[Opening Stored data section]
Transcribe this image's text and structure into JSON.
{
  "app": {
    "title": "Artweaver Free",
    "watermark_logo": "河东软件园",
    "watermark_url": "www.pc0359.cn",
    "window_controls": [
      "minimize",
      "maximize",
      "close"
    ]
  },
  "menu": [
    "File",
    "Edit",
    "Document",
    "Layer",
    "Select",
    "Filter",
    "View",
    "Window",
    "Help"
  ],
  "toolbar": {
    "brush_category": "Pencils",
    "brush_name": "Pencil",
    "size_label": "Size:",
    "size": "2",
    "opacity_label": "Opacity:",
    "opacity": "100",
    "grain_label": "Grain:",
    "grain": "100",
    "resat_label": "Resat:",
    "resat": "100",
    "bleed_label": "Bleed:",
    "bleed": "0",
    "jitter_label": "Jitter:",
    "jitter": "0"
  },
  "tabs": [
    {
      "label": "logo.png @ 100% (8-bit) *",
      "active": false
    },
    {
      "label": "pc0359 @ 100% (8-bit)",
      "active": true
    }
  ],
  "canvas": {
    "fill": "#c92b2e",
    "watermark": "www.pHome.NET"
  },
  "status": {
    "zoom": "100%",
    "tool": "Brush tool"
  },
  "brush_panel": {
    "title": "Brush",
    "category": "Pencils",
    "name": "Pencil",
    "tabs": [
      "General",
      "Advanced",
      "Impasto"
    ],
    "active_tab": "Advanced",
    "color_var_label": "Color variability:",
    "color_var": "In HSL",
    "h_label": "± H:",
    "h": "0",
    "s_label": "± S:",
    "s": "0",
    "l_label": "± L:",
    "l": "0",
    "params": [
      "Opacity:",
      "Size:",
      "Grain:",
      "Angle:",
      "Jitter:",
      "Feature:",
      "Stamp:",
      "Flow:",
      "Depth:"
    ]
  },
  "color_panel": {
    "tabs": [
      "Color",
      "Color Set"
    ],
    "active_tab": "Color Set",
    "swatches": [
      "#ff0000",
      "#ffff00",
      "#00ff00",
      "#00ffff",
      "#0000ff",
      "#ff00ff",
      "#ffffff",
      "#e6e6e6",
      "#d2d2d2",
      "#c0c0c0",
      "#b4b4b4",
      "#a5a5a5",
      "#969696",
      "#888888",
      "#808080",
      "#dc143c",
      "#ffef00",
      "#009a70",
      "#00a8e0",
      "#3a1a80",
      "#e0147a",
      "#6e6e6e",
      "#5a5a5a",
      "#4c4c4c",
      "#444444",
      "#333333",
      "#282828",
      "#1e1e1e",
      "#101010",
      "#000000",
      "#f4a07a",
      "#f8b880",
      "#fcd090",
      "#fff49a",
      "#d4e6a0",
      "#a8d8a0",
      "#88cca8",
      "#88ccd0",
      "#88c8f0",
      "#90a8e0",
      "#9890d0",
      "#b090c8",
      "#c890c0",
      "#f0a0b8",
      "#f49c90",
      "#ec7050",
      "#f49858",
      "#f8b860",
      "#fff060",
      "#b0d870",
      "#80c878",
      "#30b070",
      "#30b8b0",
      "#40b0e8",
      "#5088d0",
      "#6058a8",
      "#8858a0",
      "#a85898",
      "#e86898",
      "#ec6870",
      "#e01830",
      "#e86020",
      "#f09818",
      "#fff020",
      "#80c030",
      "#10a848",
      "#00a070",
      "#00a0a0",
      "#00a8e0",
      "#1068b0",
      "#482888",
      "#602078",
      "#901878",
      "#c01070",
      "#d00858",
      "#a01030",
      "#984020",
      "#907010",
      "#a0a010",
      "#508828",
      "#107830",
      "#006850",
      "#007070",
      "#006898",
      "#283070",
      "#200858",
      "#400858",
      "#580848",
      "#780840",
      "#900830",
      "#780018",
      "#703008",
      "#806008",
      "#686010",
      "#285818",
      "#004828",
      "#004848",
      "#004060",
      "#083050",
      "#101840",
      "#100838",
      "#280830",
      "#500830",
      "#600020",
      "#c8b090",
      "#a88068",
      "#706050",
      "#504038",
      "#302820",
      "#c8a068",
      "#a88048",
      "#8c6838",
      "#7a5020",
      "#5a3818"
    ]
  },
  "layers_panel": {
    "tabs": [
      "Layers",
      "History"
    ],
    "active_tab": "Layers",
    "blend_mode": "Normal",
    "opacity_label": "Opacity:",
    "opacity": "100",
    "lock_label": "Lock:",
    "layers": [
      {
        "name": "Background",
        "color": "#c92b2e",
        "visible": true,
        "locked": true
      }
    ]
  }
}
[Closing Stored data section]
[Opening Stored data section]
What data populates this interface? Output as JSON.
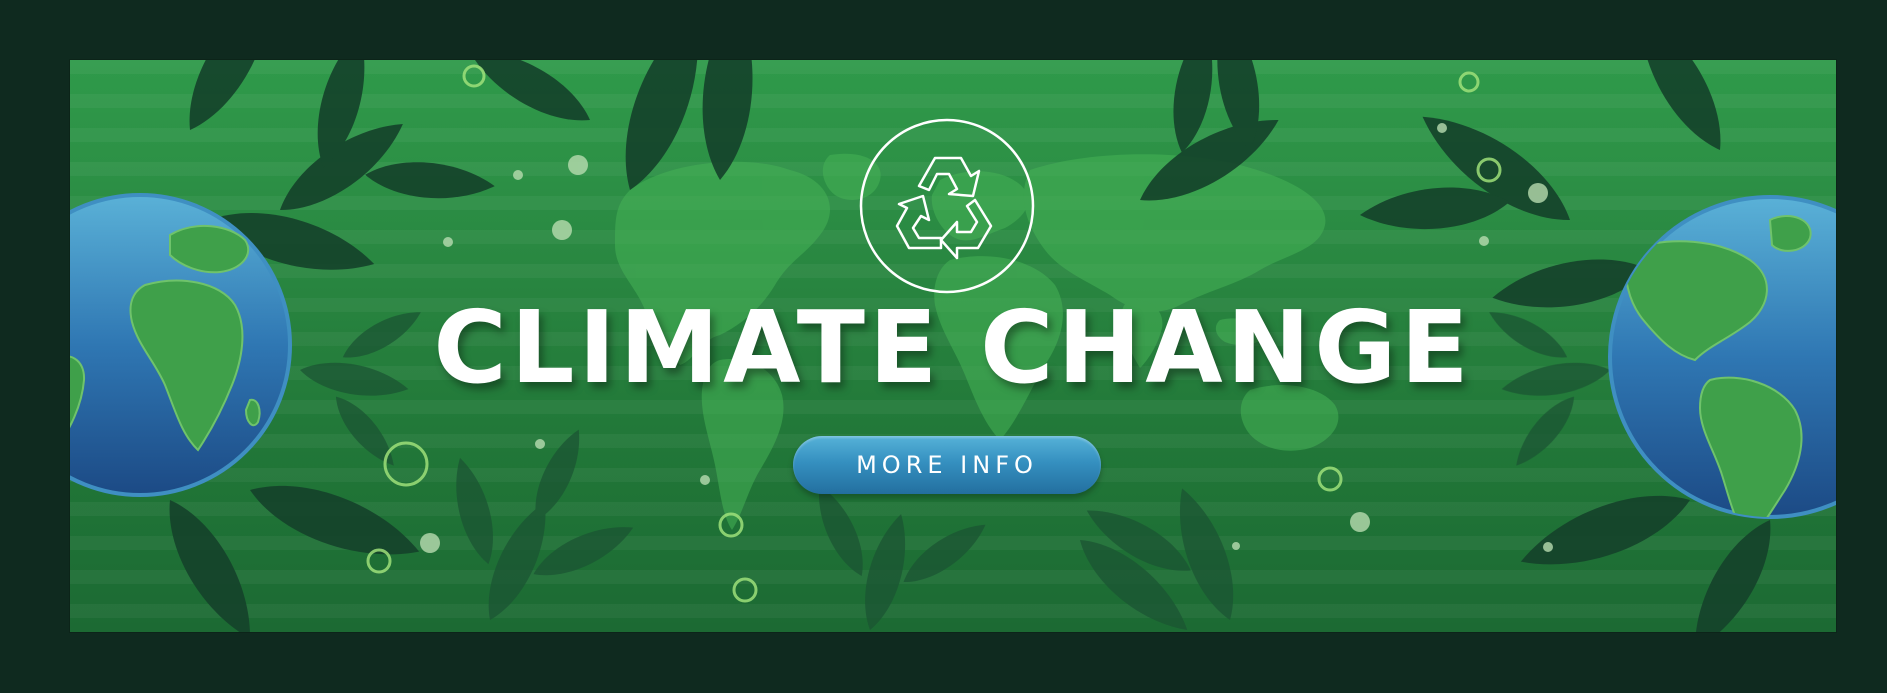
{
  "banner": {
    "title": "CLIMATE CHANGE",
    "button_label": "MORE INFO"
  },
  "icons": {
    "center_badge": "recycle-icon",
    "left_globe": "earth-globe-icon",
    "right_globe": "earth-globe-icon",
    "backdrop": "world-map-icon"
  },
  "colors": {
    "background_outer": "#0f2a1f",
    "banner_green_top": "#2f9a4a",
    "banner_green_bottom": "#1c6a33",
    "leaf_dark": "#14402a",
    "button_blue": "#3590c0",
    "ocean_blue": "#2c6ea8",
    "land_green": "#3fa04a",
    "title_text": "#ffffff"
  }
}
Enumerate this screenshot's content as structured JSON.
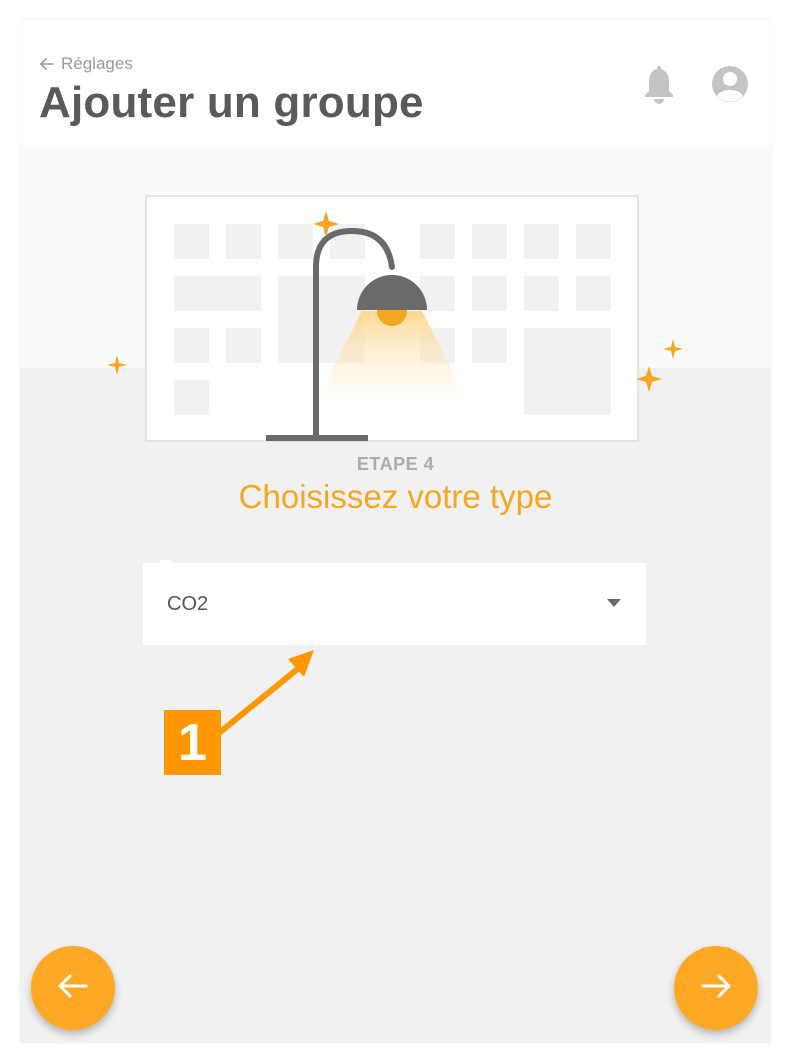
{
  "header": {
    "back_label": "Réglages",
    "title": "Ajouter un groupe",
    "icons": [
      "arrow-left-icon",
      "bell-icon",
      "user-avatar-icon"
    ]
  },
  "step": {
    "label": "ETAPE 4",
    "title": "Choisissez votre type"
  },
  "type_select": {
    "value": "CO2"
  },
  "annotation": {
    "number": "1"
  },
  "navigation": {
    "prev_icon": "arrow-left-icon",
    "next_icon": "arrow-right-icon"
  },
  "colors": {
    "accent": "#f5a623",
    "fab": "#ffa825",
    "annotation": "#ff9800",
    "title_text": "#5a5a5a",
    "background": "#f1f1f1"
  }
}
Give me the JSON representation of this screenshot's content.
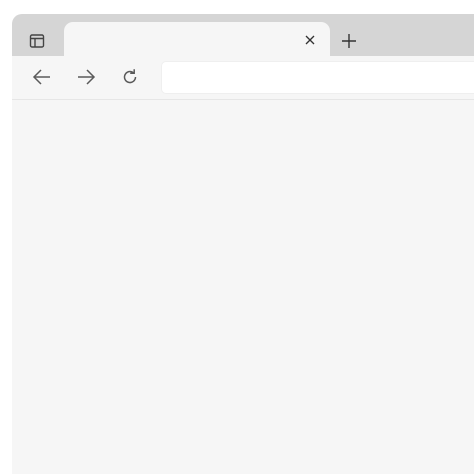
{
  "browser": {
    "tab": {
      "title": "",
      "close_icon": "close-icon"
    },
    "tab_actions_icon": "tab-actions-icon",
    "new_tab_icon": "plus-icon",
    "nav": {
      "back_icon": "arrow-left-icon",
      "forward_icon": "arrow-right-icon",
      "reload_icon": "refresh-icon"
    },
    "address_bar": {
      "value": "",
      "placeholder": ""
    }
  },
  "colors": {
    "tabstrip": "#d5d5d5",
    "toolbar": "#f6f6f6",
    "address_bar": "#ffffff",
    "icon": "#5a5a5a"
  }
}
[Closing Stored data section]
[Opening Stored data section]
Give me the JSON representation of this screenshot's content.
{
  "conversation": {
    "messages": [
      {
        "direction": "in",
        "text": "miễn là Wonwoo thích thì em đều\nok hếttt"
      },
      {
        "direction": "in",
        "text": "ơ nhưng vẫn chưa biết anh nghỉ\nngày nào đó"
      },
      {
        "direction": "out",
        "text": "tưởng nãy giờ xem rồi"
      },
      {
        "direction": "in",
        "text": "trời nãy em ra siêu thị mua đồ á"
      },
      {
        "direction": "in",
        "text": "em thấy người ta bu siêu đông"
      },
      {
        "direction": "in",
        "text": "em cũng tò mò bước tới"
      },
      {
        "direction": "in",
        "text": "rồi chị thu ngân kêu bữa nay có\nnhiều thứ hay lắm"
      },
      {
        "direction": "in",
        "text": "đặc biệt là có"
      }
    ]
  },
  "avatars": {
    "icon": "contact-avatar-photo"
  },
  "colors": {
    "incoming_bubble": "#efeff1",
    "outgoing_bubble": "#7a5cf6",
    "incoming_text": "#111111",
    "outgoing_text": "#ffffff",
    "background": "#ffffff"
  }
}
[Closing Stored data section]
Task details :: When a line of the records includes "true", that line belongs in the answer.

Your solution ::
      "active": true
        "visible": true,
        "locked": true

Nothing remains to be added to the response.